The city of Huntsville, AL recently completed one of the largest sanitary sewer chemical root control projects in the country.
Over a one year period, 1.6 million linear feet of sewer pipes ranging in size from 6 to 24 inches in diameter were treated with Category E non carcinogenic herbicide. Huntsville's sewer system is operated by the city's Water Pollution Control Department (WPC). Duke's Root Control Inc. performed the work.
Huntsville, AL, is one of the nation's fastest growing cities and is an interesting combination of high tech industry and old South charm. With a population of more than 170,000 and growing, Huntsville residents find the city's size is "just right" – big enough to attract diverse businesses and be the home of NASA's Marshall Space Flight Center and Redstone Arsenal, but without the urban sprawl and traffic of large metropolitan areas.

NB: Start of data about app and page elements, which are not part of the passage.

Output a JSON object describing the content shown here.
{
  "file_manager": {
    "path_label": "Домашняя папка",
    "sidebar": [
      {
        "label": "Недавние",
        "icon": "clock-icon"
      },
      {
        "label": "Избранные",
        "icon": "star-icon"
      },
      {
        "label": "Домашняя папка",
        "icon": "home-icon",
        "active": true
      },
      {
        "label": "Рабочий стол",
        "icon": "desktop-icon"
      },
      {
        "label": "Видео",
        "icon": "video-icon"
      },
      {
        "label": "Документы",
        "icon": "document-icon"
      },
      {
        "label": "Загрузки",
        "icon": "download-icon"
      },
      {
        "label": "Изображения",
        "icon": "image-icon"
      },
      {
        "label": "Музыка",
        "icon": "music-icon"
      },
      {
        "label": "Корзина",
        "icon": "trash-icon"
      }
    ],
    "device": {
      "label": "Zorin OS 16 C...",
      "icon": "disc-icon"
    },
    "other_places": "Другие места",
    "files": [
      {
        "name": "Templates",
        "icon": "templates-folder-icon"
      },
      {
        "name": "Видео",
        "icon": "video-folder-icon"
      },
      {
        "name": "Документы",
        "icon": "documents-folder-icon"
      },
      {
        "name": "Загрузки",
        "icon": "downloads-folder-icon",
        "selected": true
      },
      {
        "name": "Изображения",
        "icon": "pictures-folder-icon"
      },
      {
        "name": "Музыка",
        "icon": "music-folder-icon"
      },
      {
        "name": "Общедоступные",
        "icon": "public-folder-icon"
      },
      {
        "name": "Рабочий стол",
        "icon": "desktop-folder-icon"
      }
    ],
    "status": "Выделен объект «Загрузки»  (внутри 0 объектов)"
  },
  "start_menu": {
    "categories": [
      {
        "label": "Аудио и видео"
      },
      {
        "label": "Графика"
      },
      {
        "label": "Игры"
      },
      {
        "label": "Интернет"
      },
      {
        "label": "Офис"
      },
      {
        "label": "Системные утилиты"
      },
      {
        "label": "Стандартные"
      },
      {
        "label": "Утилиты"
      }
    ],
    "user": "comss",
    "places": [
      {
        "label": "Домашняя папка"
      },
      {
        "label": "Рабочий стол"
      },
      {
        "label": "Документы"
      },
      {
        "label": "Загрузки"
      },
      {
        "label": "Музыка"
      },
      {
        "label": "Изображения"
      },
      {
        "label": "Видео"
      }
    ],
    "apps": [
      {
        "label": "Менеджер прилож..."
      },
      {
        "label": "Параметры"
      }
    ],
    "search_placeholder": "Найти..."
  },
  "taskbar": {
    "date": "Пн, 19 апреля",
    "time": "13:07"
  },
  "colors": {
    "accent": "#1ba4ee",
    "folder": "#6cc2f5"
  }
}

Huntsville's wastewater collection system is composed of more than 1,300 miles of underground pipes ranging from six to 78 inches in diameter, 33,000 manholes and 57 pumping stations. Wastewater is treated in six treatment plants. Keeping the collection system running smoothly is a full time, year round job.
Huntsville is a beautiful city and those who live there are proud of its progressive attitude along with its rich history which is carefully preserved. Stately trees line the streets of the Twickenham historic district which contains Alabama's largest collection of homes constructed before the Civil War. Huntsville takes great effort to protect trees throughout the city, and each year is designated a Tree City USA Community by the National Arbor Day Foundation.
However, the roots of those trees have posed a continuing problem to Huntsville's sanitary sewer system, a situation often shared by other cities.
Lots of trees, lots of roots
Roots enter sewer pipes as tiny, hair like structures which grow quickly. Roots thrive inside sewer pipes because the pipes provide a perfect environment for growth: a well ventilated area with a steady supply of water containing high levels of nutrients, continually replenished by fertilizer in temperatures that remain relatively constant.
Roots not only restrict flow, but separate and crack pipe joints. Often sewer system owners are not aware of root problems until a major blockage occurs, and when roots are removed, inspection reveals major damage to pipes.
The U.S. Environmental Protection Agency (EPA) identifies root intrusion as the single most destructive problem of maintaining wastewater piping systems.